» **WORK TASK**
Without including any images, set down the records below exactly.

*** Opening of RECORDS FOR THE EXERCISE ***

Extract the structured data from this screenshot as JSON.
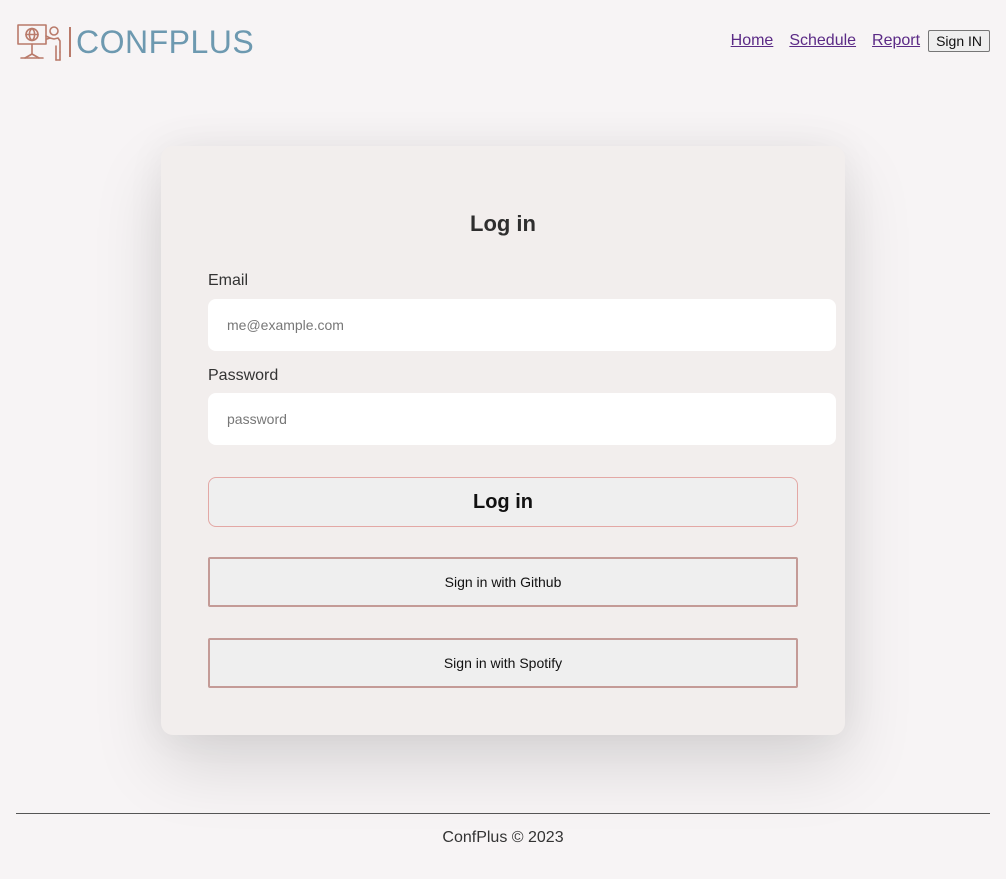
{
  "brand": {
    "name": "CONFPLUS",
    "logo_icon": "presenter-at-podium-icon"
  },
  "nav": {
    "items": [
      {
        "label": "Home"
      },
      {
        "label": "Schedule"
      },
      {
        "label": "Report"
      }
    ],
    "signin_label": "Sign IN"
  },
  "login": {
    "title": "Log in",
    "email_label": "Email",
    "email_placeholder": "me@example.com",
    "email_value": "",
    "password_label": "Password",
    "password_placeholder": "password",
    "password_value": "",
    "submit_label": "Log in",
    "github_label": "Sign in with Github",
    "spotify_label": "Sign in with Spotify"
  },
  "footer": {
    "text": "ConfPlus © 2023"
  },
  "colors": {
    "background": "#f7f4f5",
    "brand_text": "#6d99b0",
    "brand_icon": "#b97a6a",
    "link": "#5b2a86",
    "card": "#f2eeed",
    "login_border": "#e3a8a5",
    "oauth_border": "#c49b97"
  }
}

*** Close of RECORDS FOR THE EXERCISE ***

» **RESPONSE BELOW**
Extract the structured data from this screenshot as JSON.
{
  "brand": {
    "name": "CONFPLUS",
    "logo_icon": "presenter-at-podium-icon"
  },
  "nav": {
    "items": [
      {
        "label": "Home"
      },
      {
        "label": "Schedule"
      },
      {
        "label": "Report"
      }
    ],
    "signin_label": "Sign IN"
  },
  "login": {
    "title": "Log in",
    "email_label": "Email",
    "email_placeholder": "me@example.com",
    "email_value": "",
    "password_label": "Password",
    "password_placeholder": "password",
    "password_value": "",
    "submit_label": "Log in",
    "github_label": "Sign in with Github",
    "spotify_label": "Sign in with Spotify"
  },
  "footer": {
    "text": "ConfPlus © 2023"
  },
  "colors": {
    "background": "#f7f4f5",
    "brand_text": "#6d99b0",
    "brand_icon": "#b97a6a",
    "link": "#5b2a86",
    "card": "#f2eeed",
    "login_border": "#e3a8a5",
    "oauth_border": "#c49b97"
  }
}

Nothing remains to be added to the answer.